> [Task prompt]: Only the count is wanted here: how many lines of the entries hold the string "icon"?

____

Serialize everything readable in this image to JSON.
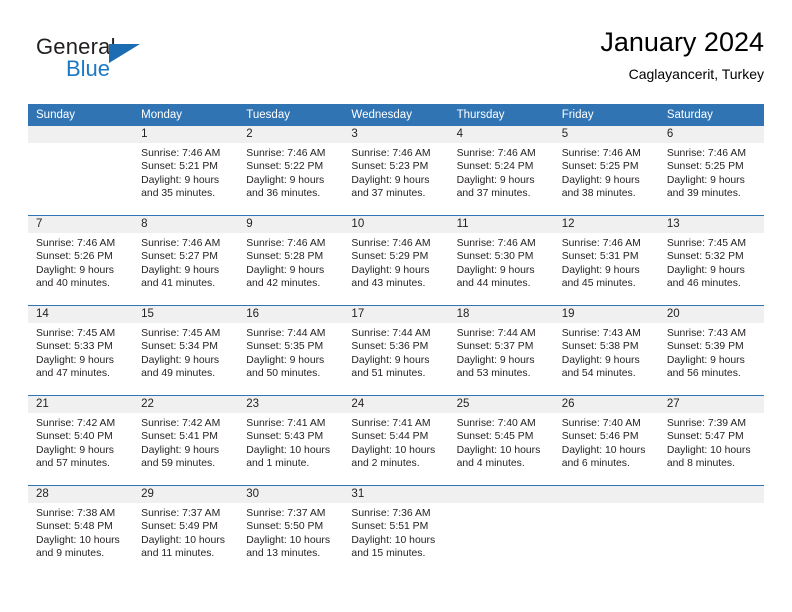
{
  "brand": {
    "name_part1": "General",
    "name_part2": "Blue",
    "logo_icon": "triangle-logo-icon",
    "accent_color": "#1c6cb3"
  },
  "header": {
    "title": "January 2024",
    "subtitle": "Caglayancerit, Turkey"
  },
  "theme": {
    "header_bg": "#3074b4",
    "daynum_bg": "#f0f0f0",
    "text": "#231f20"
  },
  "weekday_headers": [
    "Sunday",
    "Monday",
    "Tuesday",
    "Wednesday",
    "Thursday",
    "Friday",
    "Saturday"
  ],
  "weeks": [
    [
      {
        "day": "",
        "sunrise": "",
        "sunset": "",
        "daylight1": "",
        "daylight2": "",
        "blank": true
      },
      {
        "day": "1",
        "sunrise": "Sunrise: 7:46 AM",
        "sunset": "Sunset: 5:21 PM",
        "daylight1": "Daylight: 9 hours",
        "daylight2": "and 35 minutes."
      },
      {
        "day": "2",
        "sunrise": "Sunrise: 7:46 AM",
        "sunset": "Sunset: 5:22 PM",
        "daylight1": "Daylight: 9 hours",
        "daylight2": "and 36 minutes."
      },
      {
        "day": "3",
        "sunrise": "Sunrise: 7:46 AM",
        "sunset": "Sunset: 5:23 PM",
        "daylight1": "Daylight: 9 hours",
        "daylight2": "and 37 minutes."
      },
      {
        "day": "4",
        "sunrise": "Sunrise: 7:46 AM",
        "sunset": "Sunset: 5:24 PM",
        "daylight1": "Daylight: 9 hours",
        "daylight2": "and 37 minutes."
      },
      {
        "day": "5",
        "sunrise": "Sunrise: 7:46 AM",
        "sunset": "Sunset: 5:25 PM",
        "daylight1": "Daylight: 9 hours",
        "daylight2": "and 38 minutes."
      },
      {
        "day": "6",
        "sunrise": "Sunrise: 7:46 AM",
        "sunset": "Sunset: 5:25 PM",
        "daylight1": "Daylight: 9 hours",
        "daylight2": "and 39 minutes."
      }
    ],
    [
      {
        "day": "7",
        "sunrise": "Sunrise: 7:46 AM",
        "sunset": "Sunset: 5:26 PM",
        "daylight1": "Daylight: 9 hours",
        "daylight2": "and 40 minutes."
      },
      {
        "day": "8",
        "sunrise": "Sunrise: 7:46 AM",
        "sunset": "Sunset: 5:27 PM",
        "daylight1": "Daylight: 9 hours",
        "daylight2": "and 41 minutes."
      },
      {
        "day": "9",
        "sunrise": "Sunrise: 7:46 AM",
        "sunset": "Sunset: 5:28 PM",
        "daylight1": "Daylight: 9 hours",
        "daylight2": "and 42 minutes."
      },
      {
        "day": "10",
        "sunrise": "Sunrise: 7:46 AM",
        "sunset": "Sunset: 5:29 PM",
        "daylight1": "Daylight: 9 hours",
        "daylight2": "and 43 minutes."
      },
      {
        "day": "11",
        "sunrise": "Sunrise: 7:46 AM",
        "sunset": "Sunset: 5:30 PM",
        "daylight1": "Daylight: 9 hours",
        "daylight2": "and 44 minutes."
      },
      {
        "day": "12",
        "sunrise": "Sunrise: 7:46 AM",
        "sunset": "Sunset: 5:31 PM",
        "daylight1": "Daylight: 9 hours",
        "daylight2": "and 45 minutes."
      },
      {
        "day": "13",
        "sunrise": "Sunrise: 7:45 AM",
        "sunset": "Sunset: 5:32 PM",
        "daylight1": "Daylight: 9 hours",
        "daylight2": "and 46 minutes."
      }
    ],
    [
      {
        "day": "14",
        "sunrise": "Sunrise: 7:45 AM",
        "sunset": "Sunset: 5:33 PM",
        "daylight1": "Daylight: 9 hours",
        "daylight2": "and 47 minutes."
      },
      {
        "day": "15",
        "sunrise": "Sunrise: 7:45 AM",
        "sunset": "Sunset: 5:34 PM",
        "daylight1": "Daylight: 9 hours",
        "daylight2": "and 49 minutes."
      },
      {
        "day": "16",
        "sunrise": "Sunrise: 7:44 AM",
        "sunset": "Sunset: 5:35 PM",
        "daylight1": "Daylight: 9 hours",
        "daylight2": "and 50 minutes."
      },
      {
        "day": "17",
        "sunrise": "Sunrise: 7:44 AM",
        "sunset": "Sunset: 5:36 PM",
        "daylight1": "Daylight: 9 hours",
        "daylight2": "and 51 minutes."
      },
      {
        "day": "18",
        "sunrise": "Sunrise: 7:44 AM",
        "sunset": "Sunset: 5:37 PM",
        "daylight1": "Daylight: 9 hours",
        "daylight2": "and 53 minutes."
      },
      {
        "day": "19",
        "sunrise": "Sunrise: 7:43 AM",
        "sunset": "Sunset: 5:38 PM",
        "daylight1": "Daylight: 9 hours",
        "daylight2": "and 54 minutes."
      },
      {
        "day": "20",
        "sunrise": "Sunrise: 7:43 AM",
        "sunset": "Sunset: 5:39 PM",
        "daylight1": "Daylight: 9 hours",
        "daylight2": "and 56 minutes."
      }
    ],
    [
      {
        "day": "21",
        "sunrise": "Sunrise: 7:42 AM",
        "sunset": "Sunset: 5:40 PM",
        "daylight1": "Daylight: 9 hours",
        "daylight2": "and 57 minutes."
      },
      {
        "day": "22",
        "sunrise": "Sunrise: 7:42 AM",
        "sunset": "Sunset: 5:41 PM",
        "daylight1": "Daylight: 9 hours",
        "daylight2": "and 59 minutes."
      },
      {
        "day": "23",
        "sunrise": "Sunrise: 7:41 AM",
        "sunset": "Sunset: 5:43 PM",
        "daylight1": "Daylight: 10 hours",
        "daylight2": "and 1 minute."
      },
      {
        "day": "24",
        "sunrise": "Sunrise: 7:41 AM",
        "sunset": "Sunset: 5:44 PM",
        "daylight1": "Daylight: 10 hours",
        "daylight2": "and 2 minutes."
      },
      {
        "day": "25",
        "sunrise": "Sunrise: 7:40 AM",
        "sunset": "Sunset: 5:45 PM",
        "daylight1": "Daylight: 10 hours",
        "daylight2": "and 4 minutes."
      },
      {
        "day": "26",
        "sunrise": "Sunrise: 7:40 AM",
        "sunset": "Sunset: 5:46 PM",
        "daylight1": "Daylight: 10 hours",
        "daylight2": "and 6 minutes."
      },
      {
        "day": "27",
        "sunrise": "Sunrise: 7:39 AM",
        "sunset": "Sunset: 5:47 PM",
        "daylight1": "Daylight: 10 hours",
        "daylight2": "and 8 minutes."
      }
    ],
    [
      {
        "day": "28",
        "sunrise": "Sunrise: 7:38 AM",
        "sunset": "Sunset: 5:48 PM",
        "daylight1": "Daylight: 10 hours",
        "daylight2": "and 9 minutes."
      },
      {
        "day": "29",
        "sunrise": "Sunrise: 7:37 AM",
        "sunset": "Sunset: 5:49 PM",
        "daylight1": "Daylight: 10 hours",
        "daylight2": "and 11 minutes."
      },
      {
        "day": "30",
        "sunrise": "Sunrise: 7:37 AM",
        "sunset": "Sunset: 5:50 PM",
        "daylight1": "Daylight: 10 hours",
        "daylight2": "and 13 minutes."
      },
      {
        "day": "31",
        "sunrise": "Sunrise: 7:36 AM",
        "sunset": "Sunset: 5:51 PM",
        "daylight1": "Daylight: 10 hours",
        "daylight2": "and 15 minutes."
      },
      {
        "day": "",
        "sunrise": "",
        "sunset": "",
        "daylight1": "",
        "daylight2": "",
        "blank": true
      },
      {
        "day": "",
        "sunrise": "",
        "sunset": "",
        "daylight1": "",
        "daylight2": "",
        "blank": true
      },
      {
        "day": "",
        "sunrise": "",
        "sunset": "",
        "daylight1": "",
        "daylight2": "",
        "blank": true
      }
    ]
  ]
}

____

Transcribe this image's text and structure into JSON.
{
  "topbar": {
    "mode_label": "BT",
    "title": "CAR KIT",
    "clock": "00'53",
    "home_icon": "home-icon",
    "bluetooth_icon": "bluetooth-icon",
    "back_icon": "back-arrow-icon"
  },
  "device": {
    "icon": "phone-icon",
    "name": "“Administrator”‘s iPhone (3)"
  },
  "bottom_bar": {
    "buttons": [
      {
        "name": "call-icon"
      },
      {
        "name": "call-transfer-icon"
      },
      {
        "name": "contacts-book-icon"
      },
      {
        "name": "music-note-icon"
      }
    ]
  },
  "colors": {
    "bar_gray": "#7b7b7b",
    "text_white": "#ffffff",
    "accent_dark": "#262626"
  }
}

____

> [Answer section]: 9